In May last year Nazanin, a 23-year-old Iranian asylum seeker, was raped on Nauru.
It took three months and a medical emergency for the Department of Immigration and Border Protection to send her to Australia for treatment.
At the time, the department said Nazanin's mother and brother would also be brought to Australia to provide critical family support.
For more than six months, the department ignored advice from its own medical service provider on Nauru IHMS and of Nazanin's treating doctors and psychiatrists in Australia that she be reunited with her mother and brother. Requests for their transfer were overridden by Border Force in Canberra.
Suddenly, on January 14, Nazanin's brother and mother were given 30 minutes notice that they were being sent to Australia. Now they are together, but the separation has taken a terrible toll on Nazanin and her family.
The belated transfer of the family and at least two other victims of sexual assault to Australia raises the wider question of the contempt shown by the minister and his department, the Nauru government and the Nauruan police for the victims of sexual assault on Nauru.
Refugee Action Coalition's spokesperson Ian Rintoul said: “The transfer of more victims of sexual assault from Nauru is a tacit admission that Nauru is unsafe. But the response also reveals the official policy to cover-up the scale of the abuse on Nauru.
“As a matter of urgency, all the victims of rape and sexual assault on Nauru should be immediately brought to Australia. Some victims have been unable to leave their accommodation for months for fear of more harassment. The government's offshore policy has left asylum seekers and refugees vulnerable to attack. Nauru must be closed.

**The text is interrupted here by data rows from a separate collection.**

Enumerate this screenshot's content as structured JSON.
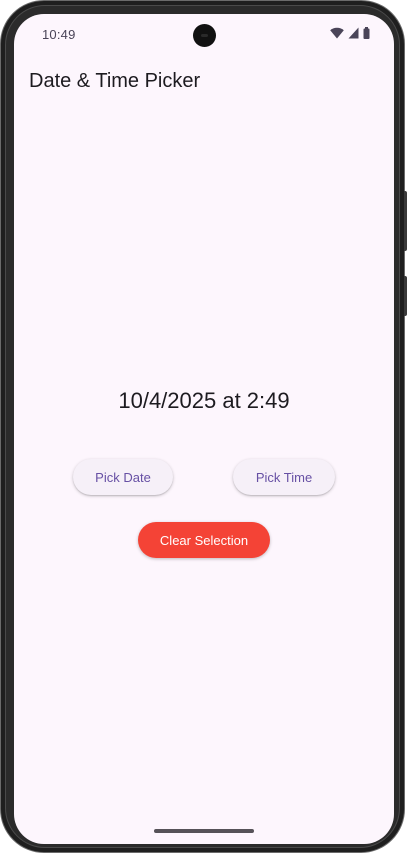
{
  "status_bar": {
    "time": "10:49",
    "icons": [
      "wifi-icon",
      "cellular-signal-icon",
      "battery-icon"
    ]
  },
  "app_bar": {
    "title": "Date & Time Picker"
  },
  "main": {
    "selection_text": "10/4/2025 at 2:49",
    "pick_date_label": "Pick Date",
    "pick_time_label": "Pick Time",
    "clear_label": "Clear Selection"
  },
  "colors": {
    "background": "#fdf6fd",
    "primary": "#6750a4",
    "button_surface": "#f6f0f8",
    "clear_button": "#f44336",
    "text": "#1d1b20"
  }
}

“The department's contempt doesn't end on Nauru. Victims of sexual assault who have been brought to Australia have been left for months in detention, treated as criminals and isolated from the support that they need. They should be released into the community.”